[[ Material supplied open ]]

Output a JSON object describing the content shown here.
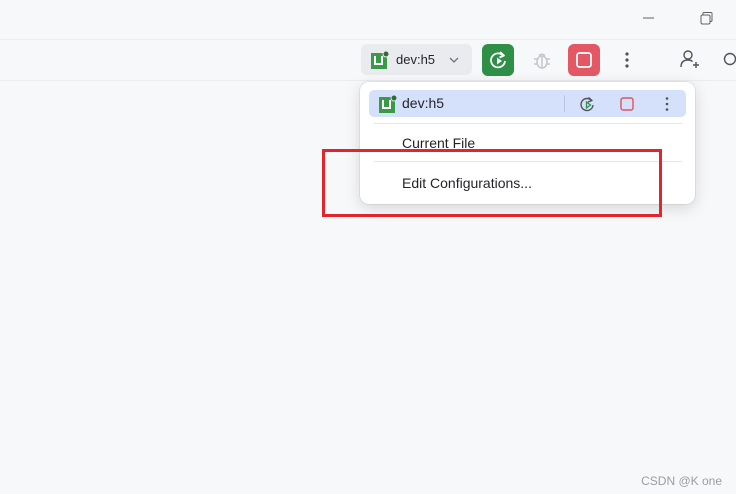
{
  "toolbar": {
    "config_name": "dev:h5"
  },
  "popup": {
    "selected_config": "dev:h5",
    "items": [
      "Current File",
      "Edit Configurations..."
    ]
  },
  "colors": {
    "run": "#2f8f47",
    "stop": "#e45765",
    "selected_row": "#d5e1fb",
    "highlight": "#e0252e"
  },
  "watermark": "CSDN @K  one"
}
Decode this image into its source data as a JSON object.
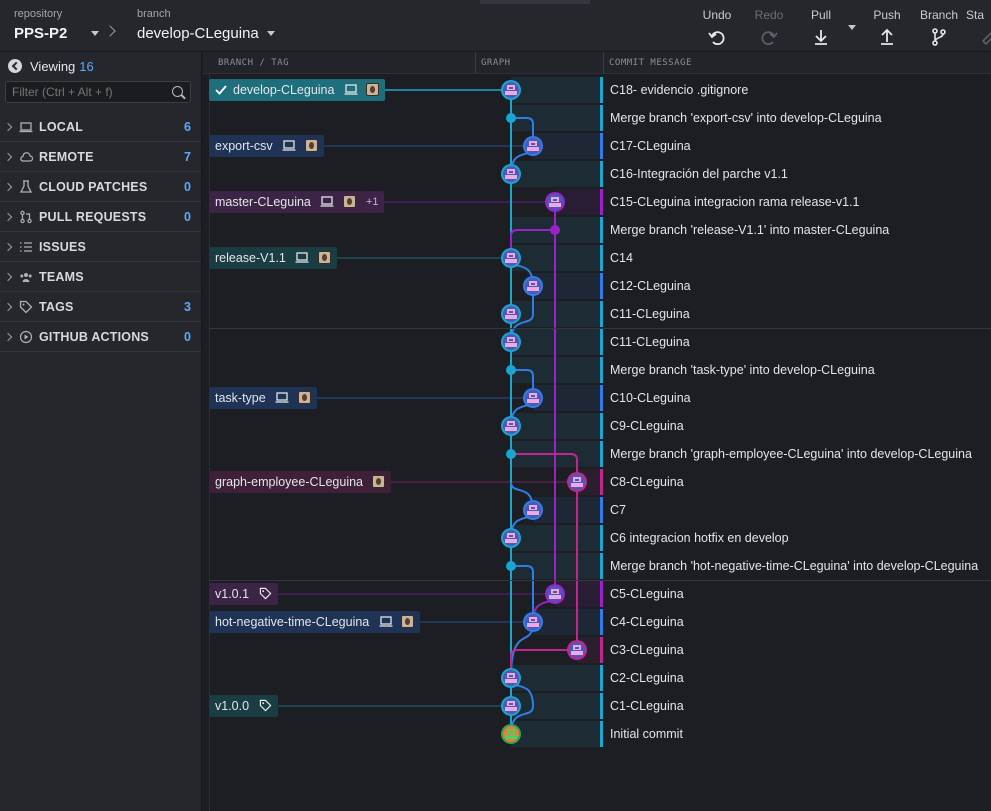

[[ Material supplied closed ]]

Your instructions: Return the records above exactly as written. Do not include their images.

Solution to this exercise:
Output a JSON object describing the content shown here.
{
  "toolbar": {
    "config_name": "dev:h5"
  },
  "popup": {
    "selected_config": "dev:h5",
    "items": [
      "Current File",
      "Edit Configurations..."
    ]
  },
  "colors": {
    "run": "#2f8f47",
    "stop": "#e45765",
    "selected_row": "#d5e1fb",
    "highlight": "#e0252e"
  },
  "watermark": "CSDN @K  one"
}
Decode this image into its source data as a JSON object.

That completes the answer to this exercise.